Task description | Write the records out again, exactly.

Element data from apps and pages:
_ _ _

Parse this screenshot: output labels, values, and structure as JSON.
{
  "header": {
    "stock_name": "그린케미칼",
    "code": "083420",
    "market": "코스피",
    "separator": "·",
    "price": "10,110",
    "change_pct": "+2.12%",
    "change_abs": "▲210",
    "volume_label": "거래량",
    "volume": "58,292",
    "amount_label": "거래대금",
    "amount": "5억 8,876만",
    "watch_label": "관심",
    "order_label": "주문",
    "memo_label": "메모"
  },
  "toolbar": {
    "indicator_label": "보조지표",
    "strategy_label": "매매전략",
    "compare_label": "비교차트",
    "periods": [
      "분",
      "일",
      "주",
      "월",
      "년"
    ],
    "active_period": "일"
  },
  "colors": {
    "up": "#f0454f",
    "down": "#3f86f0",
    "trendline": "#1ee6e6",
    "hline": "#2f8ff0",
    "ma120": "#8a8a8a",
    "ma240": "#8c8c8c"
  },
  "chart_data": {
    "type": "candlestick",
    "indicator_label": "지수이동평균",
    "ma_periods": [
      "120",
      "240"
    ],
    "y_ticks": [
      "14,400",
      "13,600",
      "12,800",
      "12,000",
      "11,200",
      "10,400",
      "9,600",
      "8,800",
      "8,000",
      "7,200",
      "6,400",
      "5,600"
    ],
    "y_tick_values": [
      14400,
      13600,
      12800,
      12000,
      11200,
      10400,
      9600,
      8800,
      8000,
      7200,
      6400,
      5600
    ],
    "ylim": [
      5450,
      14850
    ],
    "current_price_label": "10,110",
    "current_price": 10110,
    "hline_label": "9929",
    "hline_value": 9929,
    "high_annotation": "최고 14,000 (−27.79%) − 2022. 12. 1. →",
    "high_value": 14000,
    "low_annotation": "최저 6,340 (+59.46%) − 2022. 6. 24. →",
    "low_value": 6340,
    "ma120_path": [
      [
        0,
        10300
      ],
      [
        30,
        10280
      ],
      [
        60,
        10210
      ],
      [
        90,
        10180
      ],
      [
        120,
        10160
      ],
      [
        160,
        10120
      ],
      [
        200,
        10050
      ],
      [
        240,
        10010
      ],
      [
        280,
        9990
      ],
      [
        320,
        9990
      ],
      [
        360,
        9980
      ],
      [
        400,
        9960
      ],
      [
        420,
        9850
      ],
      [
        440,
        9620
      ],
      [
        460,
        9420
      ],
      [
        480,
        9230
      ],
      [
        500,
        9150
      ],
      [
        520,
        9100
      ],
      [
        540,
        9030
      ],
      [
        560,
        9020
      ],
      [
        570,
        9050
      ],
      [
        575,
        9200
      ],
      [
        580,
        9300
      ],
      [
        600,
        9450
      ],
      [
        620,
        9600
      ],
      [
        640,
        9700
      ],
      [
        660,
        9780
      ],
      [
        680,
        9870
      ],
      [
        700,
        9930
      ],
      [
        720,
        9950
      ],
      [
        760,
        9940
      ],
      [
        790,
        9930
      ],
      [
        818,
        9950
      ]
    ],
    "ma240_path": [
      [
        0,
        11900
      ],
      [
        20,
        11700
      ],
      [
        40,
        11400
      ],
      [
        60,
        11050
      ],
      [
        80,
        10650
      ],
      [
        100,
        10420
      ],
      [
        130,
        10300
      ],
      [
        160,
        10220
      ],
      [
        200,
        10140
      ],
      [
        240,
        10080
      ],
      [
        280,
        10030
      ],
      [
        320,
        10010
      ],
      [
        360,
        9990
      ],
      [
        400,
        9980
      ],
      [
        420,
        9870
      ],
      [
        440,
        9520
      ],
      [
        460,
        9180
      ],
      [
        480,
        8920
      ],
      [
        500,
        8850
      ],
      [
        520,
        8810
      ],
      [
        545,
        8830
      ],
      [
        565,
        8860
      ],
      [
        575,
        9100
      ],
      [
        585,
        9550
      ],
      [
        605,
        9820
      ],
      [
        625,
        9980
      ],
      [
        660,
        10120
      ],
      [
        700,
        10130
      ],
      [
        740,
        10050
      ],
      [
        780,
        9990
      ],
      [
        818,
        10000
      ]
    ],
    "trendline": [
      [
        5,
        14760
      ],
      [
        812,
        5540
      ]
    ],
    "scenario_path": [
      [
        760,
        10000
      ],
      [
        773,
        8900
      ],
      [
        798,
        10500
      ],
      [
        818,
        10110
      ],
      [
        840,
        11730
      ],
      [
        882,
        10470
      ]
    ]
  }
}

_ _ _

Answer space |
Parse this screenshot: output labels, values, and structure as JSON.
{
  "header": {
    "stock_name": "그린케미칼",
    "code": "083420",
    "market": "코스피",
    "separator": "·",
    "price": "10,110",
    "change_pct": "+2.12%",
    "change_abs": "▲210",
    "volume_label": "거래량",
    "volume": "58,292",
    "amount_label": "거래대금",
    "amount": "5억 8,876만",
    "watch_label": "관심",
    "order_label": "주문",
    "memo_label": "메모"
  },
  "toolbar": {
    "indicator_label": "보조지표",
    "strategy_label": "매매전략",
    "compare_label": "비교차트",
    "periods": [
      "분",
      "일",
      "주",
      "월",
      "년"
    ],
    "active_period": "일"
  },
  "colors": {
    "up": "#f0454f",
    "down": "#3f86f0",
    "trendline": "#1ee6e6",
    "hline": "#2f8ff0",
    "ma120": "#8a8a8a",
    "ma240": "#8c8c8c"
  },
  "chart_data": {
    "type": "candlestick",
    "indicator_label": "지수이동평균",
    "ma_periods": [
      "120",
      "240"
    ],
    "y_ticks": [
      "14,400",
      "13,600",
      "12,800",
      "12,000",
      "11,200",
      "10,400",
      "9,600",
      "8,800",
      "8,000",
      "7,200",
      "6,400",
      "5,600"
    ],
    "y_tick_values": [
      14400,
      13600,
      12800,
      12000,
      11200,
      10400,
      9600,
      8800,
      8000,
      7200,
      6400,
      5600
    ],
    "ylim": [
      5450,
      14850
    ],
    "current_price_label": "10,110",
    "current_price": 10110,
    "hline_label": "9929",
    "hline_value": 9929,
    "high_annotation": "최고 14,000 (−27.79%) − 2022. 12. 1. →",
    "high_value": 14000,
    "low_annotation": "최저 6,340 (+59.46%) − 2022. 6. 24. →",
    "low_value": 6340,
    "ma120_path": [
      [
        0,
        10300
      ],
      [
        30,
        10280
      ],
      [
        60,
        10210
      ],
      [
        90,
        10180
      ],
      [
        120,
        10160
      ],
      [
        160,
        10120
      ],
      [
        200,
        10050
      ],
      [
        240,
        10010
      ],
      [
        280,
        9990
      ],
      [
        320,
        9990
      ],
      [
        360,
        9980
      ],
      [
        400,
        9960
      ],
      [
        420,
        9850
      ],
      [
        440,
        9620
      ],
      [
        460,
        9420
      ],
      [
        480,
        9230
      ],
      [
        500,
        9150
      ],
      [
        520,
        9100
      ],
      [
        540,
        9030
      ],
      [
        560,
        9020
      ],
      [
        570,
        9050
      ],
      [
        575,
        9200
      ],
      [
        580,
        9300
      ],
      [
        600,
        9450
      ],
      [
        620,
        9600
      ],
      [
        640,
        9700
      ],
      [
        660,
        9780
      ],
      [
        680,
        9870
      ],
      [
        700,
        9930
      ],
      [
        720,
        9950
      ],
      [
        760,
        9940
      ],
      [
        790,
        9930
      ],
      [
        818,
        9950
      ]
    ],
    "ma240_path": [
      [
        0,
        11900
      ],
      [
        20,
        11700
      ],
      [
        40,
        11400
      ],
      [
        60,
        11050
      ],
      [
        80,
        10650
      ],
      [
        100,
        10420
      ],
      [
        130,
        10300
      ],
      [
        160,
        10220
      ],
      [
        200,
        10140
      ],
      [
        240,
        10080
      ],
      [
        280,
        10030
      ],
      [
        320,
        10010
      ],
      [
        360,
        9990
      ],
      [
        400,
        9980
      ],
      [
        420,
        9870
      ],
      [
        440,
        9520
      ],
      [
        460,
        9180
      ],
      [
        480,
        8920
      ],
      [
        500,
        8850
      ],
      [
        520,
        8810
      ],
      [
        545,
        8830
      ],
      [
        565,
        8860
      ],
      [
        575,
        9100
      ],
      [
        585,
        9550
      ],
      [
        605,
        9820
      ],
      [
        625,
        9980
      ],
      [
        660,
        10120
      ],
      [
        700,
        10130
      ],
      [
        740,
        10050
      ],
      [
        780,
        9990
      ],
      [
        818,
        10000
      ]
    ],
    "trendline": [
      [
        5,
        14760
      ],
      [
        812,
        5540
      ]
    ],
    "scenario_path": [
      [
        760,
        10000
      ],
      [
        773,
        8900
      ],
      [
        798,
        10500
      ],
      [
        818,
        10110
      ],
      [
        840,
        11730
      ],
      [
        882,
        10470
      ]
    ]
  }
}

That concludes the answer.